◆ **Dataset**
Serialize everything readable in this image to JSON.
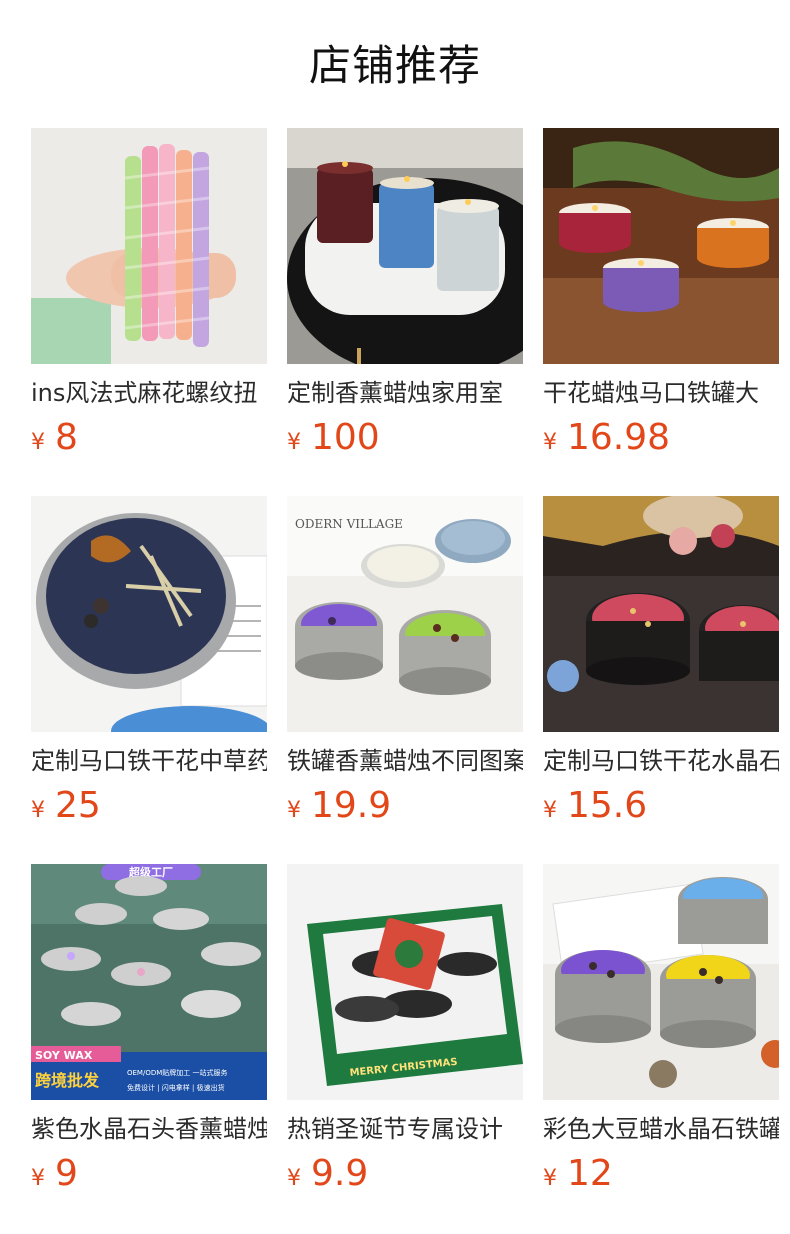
{
  "header": {
    "title": "店铺推荐"
  },
  "products": [
    {
      "title": "ins风法式麻花螺纹扭",
      "currency": "¥",
      "price": "8",
      "image": "twisted-pastel-taper-candles"
    },
    {
      "title": "定制香薰蜡烛家用室",
      "currency": "¥",
      "price": "100",
      "image": "three-jar-candles-on-tray"
    },
    {
      "title": "干花蜡烛马口铁罐大",
      "currency": "¥",
      "price": "16.98",
      "image": "tin-candles-on-wood"
    },
    {
      "title": "定制马口铁干花中草药",
      "currency": "¥",
      "price": "25",
      "image": "herbal-tin-candle"
    },
    {
      "title": "铁罐香薰蜡烛不同图案",
      "currency": "¥",
      "price": "19.9",
      "image": "colorful-tin-candles-village"
    },
    {
      "title": "定制马口铁干花水晶石",
      "currency": "¥",
      "price": "15.6",
      "image": "rose-petal-tin-candles"
    },
    {
      "title": "紫色水晶石头香薰蜡烛",
      "currency": "¥",
      "price": "9",
      "image": "crystal-tin-candles-factory",
      "badge": {
        "top": "超级工厂",
        "soy": "SOY WAX",
        "main": "跨境批发",
        "line1": "OEM/ODM贴牌加工 一站式服务",
        "line2": "免费设计 | 闪电拿样 | 极速出货"
      }
    },
    {
      "title": "热销圣诞节专属设计",
      "currency": "¥",
      "price": "9.9",
      "image": "christmas-tin-candles-box",
      "box_text": "MERRY CHRISTMAS"
    },
    {
      "title": "彩色大豆蜡水晶石铁罐",
      "currency": "¥",
      "price": "12",
      "image": "colorful-soy-crystal-candles"
    }
  ],
  "colors": {
    "price": "#e2471a",
    "title": "#111111",
    "text": "#2b2b2b"
  }
}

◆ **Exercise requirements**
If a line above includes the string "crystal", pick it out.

◆ **Response to this task**
      "image": "crystal-tin-candles-factory",
      "image": "colorful-soy-crystal-candles"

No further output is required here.